Work task: Search the records below for "Minute" and copy every line it turns up in.
____ Exercise data
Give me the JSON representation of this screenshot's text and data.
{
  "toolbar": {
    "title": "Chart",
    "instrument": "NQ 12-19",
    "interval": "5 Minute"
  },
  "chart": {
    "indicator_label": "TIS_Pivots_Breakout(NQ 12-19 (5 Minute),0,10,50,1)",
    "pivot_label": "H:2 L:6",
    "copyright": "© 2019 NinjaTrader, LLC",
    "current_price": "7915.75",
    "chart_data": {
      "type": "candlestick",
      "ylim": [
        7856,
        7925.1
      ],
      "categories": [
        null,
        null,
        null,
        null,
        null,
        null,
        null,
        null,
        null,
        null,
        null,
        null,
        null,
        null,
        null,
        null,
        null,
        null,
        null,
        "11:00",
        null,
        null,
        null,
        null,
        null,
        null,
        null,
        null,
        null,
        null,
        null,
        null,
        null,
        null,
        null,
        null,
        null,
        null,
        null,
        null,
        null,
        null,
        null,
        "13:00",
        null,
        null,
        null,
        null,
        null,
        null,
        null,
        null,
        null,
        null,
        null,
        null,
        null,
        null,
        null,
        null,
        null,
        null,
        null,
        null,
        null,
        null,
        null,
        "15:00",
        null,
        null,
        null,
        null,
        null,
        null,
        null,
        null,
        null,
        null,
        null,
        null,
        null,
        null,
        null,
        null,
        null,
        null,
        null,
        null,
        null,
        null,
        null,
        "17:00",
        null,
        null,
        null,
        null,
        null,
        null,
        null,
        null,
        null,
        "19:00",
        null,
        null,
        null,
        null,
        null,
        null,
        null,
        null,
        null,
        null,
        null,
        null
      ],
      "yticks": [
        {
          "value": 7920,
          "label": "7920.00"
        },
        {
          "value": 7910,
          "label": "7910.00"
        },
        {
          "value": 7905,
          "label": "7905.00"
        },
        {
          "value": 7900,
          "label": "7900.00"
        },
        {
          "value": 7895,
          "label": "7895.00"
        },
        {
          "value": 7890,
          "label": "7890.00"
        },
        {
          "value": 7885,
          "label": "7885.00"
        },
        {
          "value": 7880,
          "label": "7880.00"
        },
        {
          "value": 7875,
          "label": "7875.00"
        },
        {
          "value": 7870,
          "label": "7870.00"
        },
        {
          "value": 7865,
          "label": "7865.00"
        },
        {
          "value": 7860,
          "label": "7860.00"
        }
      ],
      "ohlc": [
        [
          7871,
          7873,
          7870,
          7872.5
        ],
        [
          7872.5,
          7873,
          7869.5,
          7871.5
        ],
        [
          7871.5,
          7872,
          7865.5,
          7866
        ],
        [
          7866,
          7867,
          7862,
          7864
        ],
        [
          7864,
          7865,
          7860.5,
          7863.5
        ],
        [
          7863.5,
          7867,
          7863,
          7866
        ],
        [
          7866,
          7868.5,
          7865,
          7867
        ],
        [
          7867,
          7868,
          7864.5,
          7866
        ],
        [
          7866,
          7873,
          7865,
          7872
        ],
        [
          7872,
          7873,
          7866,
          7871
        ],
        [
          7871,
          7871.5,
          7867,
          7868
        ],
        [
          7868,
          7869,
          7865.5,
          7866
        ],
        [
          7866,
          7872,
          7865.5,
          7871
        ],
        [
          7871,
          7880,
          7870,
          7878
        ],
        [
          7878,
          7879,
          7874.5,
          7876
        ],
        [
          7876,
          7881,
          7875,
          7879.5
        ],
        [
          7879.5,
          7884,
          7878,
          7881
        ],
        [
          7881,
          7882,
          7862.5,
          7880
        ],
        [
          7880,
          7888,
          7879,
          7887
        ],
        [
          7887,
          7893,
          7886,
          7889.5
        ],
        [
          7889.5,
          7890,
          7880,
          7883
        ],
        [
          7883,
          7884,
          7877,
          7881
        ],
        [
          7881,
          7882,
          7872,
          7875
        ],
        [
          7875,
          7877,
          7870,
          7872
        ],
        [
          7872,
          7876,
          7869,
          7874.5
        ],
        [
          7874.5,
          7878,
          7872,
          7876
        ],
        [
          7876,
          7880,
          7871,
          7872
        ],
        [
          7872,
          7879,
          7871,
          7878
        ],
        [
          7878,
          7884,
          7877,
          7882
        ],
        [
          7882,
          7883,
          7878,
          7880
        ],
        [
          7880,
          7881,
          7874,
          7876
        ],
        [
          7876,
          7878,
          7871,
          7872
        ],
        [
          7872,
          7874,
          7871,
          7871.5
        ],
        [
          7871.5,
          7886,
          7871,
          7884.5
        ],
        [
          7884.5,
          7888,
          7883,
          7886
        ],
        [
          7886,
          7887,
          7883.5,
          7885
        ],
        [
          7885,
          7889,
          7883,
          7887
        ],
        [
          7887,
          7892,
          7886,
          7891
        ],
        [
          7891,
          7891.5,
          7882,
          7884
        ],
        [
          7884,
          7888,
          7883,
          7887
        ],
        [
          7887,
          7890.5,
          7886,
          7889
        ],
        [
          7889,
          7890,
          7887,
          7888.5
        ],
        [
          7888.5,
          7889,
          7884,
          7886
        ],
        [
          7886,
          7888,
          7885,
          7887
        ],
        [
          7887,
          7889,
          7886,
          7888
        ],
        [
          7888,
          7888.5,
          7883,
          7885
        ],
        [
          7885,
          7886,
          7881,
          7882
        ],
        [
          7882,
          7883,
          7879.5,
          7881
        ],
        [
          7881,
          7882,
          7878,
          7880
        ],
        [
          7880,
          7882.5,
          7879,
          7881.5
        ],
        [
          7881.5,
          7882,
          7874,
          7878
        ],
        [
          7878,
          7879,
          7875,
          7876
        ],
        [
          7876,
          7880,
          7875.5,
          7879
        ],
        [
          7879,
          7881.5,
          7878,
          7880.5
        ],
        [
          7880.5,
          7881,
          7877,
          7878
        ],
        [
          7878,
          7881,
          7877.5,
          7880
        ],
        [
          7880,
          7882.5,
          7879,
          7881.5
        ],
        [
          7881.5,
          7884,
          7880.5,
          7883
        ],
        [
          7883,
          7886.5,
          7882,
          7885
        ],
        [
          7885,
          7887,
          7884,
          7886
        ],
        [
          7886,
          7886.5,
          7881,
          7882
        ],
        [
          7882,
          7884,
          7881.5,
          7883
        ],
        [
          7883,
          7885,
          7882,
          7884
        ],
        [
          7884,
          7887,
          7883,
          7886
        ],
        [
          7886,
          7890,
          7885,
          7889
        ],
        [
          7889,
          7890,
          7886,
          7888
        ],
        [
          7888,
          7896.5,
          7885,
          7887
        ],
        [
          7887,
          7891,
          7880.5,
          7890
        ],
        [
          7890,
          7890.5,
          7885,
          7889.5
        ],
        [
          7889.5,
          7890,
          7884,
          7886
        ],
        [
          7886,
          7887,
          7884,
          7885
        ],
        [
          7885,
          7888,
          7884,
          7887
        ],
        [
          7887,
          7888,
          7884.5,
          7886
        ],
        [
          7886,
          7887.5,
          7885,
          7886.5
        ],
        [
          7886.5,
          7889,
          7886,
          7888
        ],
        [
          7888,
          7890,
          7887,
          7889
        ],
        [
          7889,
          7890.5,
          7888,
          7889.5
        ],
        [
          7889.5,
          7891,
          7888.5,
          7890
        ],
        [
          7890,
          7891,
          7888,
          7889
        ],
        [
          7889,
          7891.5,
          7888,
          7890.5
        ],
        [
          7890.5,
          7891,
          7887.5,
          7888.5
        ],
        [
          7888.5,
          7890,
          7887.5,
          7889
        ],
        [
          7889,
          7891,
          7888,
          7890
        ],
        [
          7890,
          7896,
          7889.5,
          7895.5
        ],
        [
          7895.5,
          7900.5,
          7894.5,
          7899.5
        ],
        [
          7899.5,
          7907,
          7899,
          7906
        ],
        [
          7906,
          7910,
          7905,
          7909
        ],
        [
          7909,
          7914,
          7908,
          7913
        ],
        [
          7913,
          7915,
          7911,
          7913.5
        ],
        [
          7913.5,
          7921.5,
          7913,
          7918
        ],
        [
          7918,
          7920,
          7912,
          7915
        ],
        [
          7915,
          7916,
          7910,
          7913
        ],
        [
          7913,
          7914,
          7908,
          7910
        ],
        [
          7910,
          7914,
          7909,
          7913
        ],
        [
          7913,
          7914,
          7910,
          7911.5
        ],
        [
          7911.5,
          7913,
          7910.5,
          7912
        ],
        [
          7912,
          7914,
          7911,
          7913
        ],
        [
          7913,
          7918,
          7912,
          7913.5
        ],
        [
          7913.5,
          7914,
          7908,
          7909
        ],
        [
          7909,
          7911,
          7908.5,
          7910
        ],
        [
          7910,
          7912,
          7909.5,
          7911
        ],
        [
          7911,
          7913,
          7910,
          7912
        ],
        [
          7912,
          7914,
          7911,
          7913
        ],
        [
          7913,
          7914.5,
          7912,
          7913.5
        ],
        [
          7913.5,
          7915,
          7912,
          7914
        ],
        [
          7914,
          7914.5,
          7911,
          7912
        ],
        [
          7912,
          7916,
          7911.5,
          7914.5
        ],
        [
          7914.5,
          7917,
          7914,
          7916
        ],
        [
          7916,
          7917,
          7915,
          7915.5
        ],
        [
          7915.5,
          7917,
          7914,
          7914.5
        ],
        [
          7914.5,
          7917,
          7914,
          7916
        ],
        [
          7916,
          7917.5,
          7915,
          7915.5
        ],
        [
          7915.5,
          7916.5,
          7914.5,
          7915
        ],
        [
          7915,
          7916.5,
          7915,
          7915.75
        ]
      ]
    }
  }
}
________
Answer to this exercise:
    "interval": "5 Minute"
    "indicator_label": "TIS_Pivots_Breakout(NQ 12-19 (5 Minute),0,10,50,1)",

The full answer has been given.